#### [Problem details]
Start to finish, print the entries exactly, and carry none of the pictures over.

[Excerpts from an interface dataset]
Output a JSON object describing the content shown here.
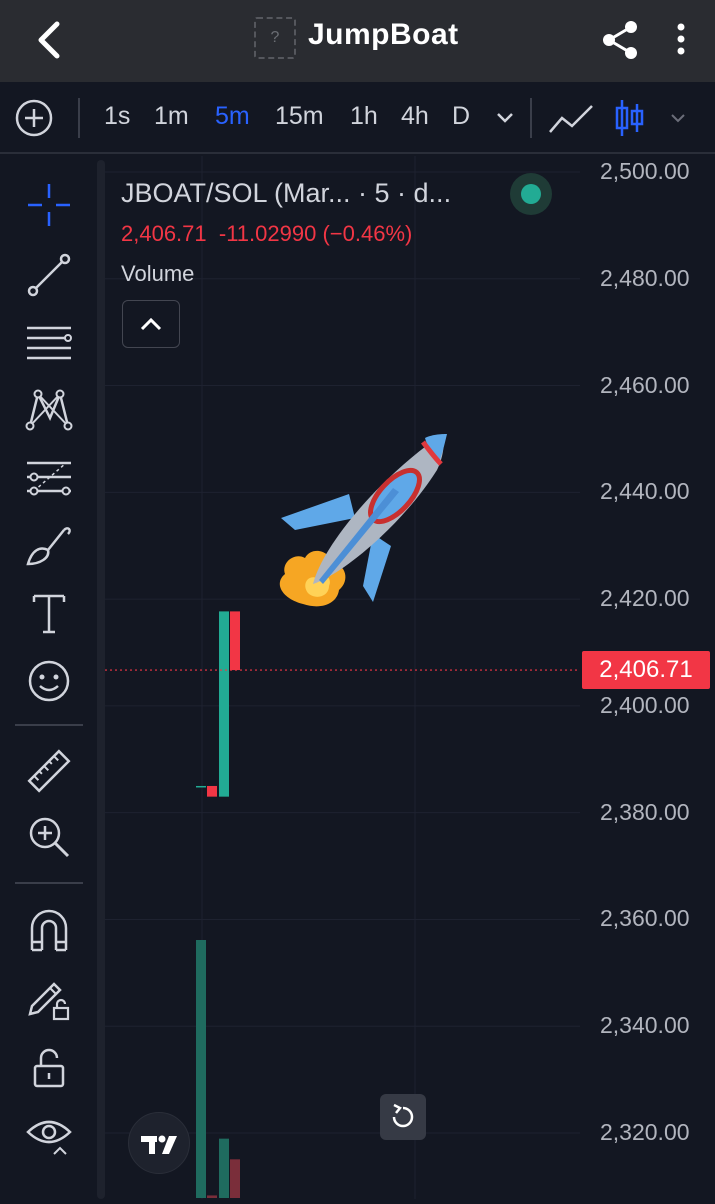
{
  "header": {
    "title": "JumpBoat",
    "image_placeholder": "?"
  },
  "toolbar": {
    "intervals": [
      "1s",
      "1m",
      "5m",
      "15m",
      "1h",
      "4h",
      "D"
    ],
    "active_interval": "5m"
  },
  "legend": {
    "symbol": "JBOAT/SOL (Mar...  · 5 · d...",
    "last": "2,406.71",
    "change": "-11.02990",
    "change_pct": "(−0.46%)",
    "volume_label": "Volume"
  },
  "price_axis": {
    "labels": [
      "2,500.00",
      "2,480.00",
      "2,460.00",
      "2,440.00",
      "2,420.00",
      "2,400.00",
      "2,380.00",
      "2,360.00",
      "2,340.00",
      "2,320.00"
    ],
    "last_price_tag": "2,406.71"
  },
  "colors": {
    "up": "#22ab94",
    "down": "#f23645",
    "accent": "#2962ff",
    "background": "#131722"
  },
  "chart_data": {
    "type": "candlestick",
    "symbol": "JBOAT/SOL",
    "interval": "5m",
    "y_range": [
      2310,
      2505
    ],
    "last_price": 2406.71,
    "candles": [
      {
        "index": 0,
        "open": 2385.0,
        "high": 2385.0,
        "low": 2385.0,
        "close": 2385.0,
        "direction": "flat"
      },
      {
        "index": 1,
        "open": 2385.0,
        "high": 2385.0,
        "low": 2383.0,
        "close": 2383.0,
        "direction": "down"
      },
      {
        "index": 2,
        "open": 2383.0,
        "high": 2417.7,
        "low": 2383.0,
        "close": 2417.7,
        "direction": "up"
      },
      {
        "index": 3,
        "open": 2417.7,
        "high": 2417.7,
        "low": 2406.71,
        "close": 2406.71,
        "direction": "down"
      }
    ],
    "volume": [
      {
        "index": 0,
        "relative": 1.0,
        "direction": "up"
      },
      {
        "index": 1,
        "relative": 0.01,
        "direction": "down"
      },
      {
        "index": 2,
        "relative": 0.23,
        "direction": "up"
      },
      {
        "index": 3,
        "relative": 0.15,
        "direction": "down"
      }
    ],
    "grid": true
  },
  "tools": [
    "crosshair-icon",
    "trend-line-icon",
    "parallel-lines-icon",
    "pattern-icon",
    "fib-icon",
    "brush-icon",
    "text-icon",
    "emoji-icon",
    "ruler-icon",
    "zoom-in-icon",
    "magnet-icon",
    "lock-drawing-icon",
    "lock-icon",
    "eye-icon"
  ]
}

#### [Exercise answer]
Output a JSON object describing the content shown here.
{
  "header": {
    "title": "JumpBoat",
    "image_placeholder": "?"
  },
  "toolbar": {
    "intervals": [
      "1s",
      "1m",
      "5m",
      "15m",
      "1h",
      "4h",
      "D"
    ],
    "active_interval": "5m"
  },
  "legend": {
    "symbol": "JBOAT/SOL (Mar...  · 5 · d...",
    "last": "2,406.71",
    "change": "-11.02990",
    "change_pct": "(−0.46%)",
    "volume_label": "Volume"
  },
  "price_axis": {
    "labels": [
      "2,500.00",
      "2,480.00",
      "2,460.00",
      "2,440.00",
      "2,420.00",
      "2,400.00",
      "2,380.00",
      "2,360.00",
      "2,340.00",
      "2,320.00"
    ],
    "last_price_tag": "2,406.71"
  },
  "colors": {
    "up": "#22ab94",
    "down": "#f23645",
    "accent": "#2962ff",
    "background": "#131722"
  },
  "chart_data": {
    "type": "candlestick",
    "symbol": "JBOAT/SOL",
    "interval": "5m",
    "y_range": [
      2310,
      2505
    ],
    "last_price": 2406.71,
    "candles": [
      {
        "index": 0,
        "open": 2385.0,
        "high": 2385.0,
        "low": 2385.0,
        "close": 2385.0,
        "direction": "flat"
      },
      {
        "index": 1,
        "open": 2385.0,
        "high": 2385.0,
        "low": 2383.0,
        "close": 2383.0,
        "direction": "down"
      },
      {
        "index": 2,
        "open": 2383.0,
        "high": 2417.7,
        "low": 2383.0,
        "close": 2417.7,
        "direction": "up"
      },
      {
        "index": 3,
        "open": 2417.7,
        "high": 2417.7,
        "low": 2406.71,
        "close": 2406.71,
        "direction": "down"
      }
    ],
    "volume": [
      {
        "index": 0,
        "relative": 1.0,
        "direction": "up"
      },
      {
        "index": 1,
        "relative": 0.01,
        "direction": "down"
      },
      {
        "index": 2,
        "relative": 0.23,
        "direction": "up"
      },
      {
        "index": 3,
        "relative": 0.15,
        "direction": "down"
      }
    ],
    "grid": true
  },
  "tools": [
    "crosshair-icon",
    "trend-line-icon",
    "parallel-lines-icon",
    "pattern-icon",
    "fib-icon",
    "brush-icon",
    "text-icon",
    "emoji-icon",
    "ruler-icon",
    "zoom-in-icon",
    "magnet-icon",
    "lock-drawing-icon",
    "lock-icon",
    "eye-icon"
  ]
}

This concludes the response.